In 1986, Ben and Jerry journeyed across the United States in a purpose-built Cowmobile, handing out free ice cream to promote their products. But thanks to the internet, you don’t have to literally roam the land to share your products and services with others. Instead, tap into the potential of effective online marketing. For small businesses, the road map may vary depending on specific needs and goals, but here are six steps to get started:
1. Perfect your website
Your website is the public face of your brand — it’s a visitor’s first impression. Whether you build your own site or hire someone to build it for you, it needs to be user-friendly and appeal to your target market. If you’re selling directly to consumers, ensure your website has ecommerce capabilities.
Follow search engine optimization (SEO) best practices when setting up the site, as this helps it rank higher in search engine results and attract potential customers without paying for ads. If you’re on a budget (and most small business owners are), there’s no need to spend money on advanced SEO tools. Start simple by using a free SEO option and develop an approach to SEO that grows with your business.
Along with all the other basic elements — an about page, contact info, info about the products or services you offer — consider including a blog on your site. Publishing high-quality blog posts attracts new visitors who are already interested in products like yours, and it gives your existing client base an opportunity to keep up on everything exciting happening in your world.
2. Run an email marketing campaign
Airbnb’s email marketing, in fact, is what took them to the next level: The team directly emailed people they knew were looking for specific accommodations with properties that matched what they were searching for, plus occasional suggestions for holiday getaways. In doing so, Airbnb proved that their platform is about more than just finding a place to stay. It can also help plan an entire vacation.
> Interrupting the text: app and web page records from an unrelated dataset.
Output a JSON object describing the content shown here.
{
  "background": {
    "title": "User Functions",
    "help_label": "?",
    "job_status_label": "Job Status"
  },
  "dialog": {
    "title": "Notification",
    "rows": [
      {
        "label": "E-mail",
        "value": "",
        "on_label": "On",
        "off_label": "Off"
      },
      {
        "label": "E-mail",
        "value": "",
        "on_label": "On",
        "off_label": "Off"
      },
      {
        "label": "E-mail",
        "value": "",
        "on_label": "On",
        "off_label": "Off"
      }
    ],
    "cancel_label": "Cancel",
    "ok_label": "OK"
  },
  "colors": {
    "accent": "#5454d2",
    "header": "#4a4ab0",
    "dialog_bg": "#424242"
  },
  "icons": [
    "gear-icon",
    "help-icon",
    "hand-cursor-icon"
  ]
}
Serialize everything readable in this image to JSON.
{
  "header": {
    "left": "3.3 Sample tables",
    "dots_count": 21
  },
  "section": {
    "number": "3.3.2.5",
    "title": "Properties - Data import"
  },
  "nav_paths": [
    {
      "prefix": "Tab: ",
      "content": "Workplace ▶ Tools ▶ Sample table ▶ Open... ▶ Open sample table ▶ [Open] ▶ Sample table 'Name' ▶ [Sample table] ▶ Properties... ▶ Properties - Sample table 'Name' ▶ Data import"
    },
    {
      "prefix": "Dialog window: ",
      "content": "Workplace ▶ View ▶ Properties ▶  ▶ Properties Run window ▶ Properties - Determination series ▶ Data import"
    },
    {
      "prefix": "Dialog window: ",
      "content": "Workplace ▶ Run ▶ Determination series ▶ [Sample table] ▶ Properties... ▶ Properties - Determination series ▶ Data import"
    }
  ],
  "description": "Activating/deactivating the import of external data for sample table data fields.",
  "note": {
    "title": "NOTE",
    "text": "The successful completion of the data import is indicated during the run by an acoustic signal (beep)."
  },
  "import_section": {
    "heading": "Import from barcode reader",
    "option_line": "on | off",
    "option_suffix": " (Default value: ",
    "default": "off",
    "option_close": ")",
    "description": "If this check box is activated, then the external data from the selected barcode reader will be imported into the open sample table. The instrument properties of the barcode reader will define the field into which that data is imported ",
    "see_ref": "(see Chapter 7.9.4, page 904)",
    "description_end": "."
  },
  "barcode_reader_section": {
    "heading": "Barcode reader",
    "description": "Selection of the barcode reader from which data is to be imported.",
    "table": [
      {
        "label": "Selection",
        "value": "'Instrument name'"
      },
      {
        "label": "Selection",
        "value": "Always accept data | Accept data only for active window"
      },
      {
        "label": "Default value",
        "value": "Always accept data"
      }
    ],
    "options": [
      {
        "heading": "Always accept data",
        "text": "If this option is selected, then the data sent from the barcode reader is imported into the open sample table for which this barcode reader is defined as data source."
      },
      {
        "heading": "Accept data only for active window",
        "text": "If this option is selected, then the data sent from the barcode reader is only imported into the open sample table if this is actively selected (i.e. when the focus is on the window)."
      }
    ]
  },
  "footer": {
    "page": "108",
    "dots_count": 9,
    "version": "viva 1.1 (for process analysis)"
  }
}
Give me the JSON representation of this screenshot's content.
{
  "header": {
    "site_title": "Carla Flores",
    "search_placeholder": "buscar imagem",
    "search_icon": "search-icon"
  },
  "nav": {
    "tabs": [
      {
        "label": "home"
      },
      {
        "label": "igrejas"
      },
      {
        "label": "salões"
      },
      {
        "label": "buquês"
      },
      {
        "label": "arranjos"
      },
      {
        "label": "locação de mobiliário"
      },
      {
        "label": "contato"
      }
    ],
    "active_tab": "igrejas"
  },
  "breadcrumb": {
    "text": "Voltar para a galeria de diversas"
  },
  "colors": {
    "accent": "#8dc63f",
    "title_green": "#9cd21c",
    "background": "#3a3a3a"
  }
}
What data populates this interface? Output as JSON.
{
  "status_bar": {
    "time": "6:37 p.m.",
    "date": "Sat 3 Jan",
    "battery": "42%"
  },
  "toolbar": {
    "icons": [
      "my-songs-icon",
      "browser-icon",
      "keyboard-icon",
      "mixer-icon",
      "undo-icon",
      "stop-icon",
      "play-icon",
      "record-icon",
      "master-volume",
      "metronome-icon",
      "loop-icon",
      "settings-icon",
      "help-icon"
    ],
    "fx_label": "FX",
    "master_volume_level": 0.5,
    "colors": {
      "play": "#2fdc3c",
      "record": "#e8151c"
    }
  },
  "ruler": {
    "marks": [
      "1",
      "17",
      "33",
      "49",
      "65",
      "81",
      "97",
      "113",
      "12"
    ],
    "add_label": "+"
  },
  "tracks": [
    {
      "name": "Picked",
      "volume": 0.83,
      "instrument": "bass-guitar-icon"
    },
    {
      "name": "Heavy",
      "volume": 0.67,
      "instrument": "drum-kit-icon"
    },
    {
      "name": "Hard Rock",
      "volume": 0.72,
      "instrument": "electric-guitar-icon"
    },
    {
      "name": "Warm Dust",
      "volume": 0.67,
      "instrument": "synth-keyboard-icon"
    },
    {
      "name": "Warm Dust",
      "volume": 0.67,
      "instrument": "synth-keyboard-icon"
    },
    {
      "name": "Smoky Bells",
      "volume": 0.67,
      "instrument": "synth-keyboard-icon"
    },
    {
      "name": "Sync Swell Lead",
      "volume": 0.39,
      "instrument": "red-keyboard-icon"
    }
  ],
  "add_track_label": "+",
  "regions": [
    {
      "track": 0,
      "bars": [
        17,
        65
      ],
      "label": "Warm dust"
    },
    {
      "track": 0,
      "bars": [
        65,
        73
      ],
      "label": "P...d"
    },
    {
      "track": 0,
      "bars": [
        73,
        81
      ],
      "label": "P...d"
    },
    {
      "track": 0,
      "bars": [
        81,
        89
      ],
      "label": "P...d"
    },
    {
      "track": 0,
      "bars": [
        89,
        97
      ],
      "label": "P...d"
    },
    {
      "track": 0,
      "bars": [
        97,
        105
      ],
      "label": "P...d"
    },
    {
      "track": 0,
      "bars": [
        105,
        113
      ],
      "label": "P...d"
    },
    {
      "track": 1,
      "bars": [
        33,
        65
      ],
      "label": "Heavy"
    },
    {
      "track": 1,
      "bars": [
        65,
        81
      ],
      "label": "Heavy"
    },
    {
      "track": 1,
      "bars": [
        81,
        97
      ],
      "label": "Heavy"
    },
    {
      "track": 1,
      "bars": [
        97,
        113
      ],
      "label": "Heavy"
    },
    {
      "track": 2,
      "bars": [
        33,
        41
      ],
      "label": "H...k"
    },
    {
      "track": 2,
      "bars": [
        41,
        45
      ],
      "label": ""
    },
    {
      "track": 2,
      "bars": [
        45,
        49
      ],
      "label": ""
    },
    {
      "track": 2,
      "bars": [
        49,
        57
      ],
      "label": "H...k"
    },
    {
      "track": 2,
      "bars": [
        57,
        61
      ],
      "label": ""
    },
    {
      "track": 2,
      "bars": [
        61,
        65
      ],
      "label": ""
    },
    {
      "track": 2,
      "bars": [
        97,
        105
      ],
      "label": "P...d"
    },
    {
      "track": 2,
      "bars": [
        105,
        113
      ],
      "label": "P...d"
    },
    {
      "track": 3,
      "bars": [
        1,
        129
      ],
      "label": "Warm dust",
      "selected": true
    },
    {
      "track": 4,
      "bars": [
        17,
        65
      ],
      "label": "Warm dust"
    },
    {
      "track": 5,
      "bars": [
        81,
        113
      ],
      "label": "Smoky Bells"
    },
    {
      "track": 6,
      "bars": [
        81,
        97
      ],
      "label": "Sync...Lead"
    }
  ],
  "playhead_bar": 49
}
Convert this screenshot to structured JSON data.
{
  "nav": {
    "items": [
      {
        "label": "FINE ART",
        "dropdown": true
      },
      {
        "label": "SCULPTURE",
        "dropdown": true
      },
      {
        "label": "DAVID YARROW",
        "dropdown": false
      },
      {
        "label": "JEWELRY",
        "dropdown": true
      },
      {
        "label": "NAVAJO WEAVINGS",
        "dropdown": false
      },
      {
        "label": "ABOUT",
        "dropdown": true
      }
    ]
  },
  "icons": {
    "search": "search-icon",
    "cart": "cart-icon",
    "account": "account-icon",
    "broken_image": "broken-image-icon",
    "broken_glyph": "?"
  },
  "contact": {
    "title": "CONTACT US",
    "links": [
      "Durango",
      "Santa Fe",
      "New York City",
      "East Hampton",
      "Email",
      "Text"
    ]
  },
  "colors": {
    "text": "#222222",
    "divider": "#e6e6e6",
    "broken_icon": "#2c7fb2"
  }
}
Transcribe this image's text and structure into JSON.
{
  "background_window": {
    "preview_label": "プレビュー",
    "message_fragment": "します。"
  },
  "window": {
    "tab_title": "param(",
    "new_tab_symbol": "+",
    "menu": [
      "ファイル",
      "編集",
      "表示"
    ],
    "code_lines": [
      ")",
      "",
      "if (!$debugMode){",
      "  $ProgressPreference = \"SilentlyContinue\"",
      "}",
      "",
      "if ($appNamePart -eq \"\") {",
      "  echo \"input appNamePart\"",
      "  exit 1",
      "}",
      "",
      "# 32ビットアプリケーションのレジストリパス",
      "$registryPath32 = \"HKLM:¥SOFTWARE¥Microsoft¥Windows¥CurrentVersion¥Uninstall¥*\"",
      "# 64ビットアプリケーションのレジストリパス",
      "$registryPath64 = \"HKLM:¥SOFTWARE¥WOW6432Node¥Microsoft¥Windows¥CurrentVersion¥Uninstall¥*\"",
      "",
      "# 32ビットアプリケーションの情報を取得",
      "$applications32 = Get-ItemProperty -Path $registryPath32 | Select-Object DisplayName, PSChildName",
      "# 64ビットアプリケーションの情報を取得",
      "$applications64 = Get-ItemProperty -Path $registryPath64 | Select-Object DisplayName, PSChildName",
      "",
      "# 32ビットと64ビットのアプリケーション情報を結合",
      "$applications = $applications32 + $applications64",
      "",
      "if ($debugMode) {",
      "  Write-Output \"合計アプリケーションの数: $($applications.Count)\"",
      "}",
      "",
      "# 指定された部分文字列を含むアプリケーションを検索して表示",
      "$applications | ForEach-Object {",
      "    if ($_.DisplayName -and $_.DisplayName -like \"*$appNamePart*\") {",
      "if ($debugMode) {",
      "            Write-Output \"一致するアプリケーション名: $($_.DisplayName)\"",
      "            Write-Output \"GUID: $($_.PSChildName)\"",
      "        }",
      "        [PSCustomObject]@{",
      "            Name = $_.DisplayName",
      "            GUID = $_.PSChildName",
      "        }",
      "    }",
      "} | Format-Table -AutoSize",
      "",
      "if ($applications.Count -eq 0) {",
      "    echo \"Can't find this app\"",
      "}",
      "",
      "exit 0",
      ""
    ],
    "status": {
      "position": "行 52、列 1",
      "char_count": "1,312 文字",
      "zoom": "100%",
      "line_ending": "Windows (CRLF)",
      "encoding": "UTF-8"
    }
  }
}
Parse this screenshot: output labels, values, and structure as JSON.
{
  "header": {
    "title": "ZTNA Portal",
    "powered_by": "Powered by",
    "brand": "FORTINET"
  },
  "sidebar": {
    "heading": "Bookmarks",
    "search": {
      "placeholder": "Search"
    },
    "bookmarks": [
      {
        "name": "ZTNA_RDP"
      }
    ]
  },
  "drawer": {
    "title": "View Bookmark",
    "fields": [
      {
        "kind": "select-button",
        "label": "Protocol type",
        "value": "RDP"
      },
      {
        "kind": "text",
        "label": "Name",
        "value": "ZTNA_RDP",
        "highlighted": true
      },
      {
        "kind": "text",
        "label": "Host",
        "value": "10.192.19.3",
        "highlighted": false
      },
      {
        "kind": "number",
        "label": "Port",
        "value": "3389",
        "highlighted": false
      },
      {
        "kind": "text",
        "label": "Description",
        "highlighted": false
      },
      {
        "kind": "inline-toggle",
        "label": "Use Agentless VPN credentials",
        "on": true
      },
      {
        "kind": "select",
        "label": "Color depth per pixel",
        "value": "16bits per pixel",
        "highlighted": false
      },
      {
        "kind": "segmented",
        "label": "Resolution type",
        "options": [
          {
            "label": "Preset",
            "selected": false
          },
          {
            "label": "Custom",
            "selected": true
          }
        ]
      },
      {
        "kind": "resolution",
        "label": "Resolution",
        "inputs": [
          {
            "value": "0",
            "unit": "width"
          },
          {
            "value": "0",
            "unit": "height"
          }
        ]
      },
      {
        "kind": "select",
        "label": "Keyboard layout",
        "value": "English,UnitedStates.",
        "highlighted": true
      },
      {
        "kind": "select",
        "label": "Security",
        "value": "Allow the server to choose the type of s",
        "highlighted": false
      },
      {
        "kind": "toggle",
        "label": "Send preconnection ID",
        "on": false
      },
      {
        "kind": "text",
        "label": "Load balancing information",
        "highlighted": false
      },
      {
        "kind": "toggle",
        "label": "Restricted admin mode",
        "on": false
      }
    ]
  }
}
But before you can send out marketing emails, you have to create an email list. To do this, consider asking site visitors to sign up for an email newsletter or provide a downloadable free resource (an ebook, a short course, or a collection of valuable tips) in return for an email address.
If you’ve built a site with Webflow, you can leverage email marketing integration options and other marketing tools, such as Mailchimp, to ensure your campaigns run smoothly and efficiently.
3. Reach new customers on social media
While a website is the hub of your digital marketing efforts and email marketing lets you reach customers directly, social media marketing has the potential to reach new people who haven’t heard of your brand and create a genuine sense of community.
It’s also highly effective in building your customer base: Social media is consumers’ preferred way of connecting with a brand, and 76% of people will buy from a brand they connect with over a competing brand.
Social media platforms are also ideal for customer service. You can hear directly from unsatisfied customers and resolve their problems publicly, showing other customers that you’re trustworthy and care about making them happy. You also give satisfied customers a chance to share their positive experiences, be it on your social media or theirs.
4. Educate and entertain with videos
Videos are an effective way to engage audiences, build brand loyalty and awareness, and influence purchasing decisions. Audiences also love them — 66% of consumers have watched a video about a product to learn more about it.
Customers are more likely to share video content than any other type of content, which can help you reach even more people. Ensure your videos have captions, as 75% of people say they often watch videos with the sound off. And make them short: The sweet spot for keeping viewers’ attention is under three minutes.
Video can boost your other channels, too: Adding a video to your website’s landing page keeps visitors on the site longer, which helps increase conversion rates.
5. Host special events
Never underestimate the power of a well-planned party — whether it’s in person or virtual. To celebrate their first anniversary in 1979, Ben & Jerry’s held a Free Cone Day, an event that proved to be such a success that the company still runs it today.
While digital marketing gets the word out fast, there’s something special about in-person experiences. Event marketing gives people the opportunity to directly interact and engage with a product, help them better understand it, and have a positive, memorable experience with it. Attendees are also more likely to become repeat customers. Plus, events encourage people to create social media posts and drive referrals through word-of-mouth marketing.
6. Create podcasts and webinars
Well-crafted blog content draws potential customers to your site, but podcasts and webinars give them a chance to engage on a whole new level.
Podcasts allow your audience to listen in on an ongoing conversation that explores your company’s core essence one episode at a time. For example, a large part of the Ben & Jerry’s brand is their social and environmental activism. Their podcast reflects this by focusing on social justice themes, a message that says Ben & Jerry’s is about much more than ice cream.
Webinars focus more specifically on your product or service in detail, how it works, and how it can help. They attract people who are close to making a purchase and have a high conversion rate: Somewhere between 5–20% of webinar attendees buy the product or service after attending.
Cross-promotion (sharing content through multiple channels) makes your content even more likely to stick, so consider embedding a video on your website or promoting an in-person event on social media.
If you’re after even more marketing tips for small businesses, such as selling gift cards, recovering abandoned carts, and exploring influencer marketing, browse our list of low-cost marketing ideas for small business owners.
Take your small business to the next level
Once you’ve developed an overall strategy, start to think about how you can use it to create a marketing plan for your small business. While the marketing strategy is a long-term, big-picture account of your approach to marketing, a marketing plan spells out the minute, concrete ways you’ll go about implementing your strategy in the short term. You can start with the above ideas for online marketing and expand as needed.
By studying the marketing strategies of successful multimillion-dollar companies like Ben & Jerry’s or Airbnb, you can gain valuable insights — like understanding the ins and outs of logo design or brand design — to ensure your business’s best chance of success.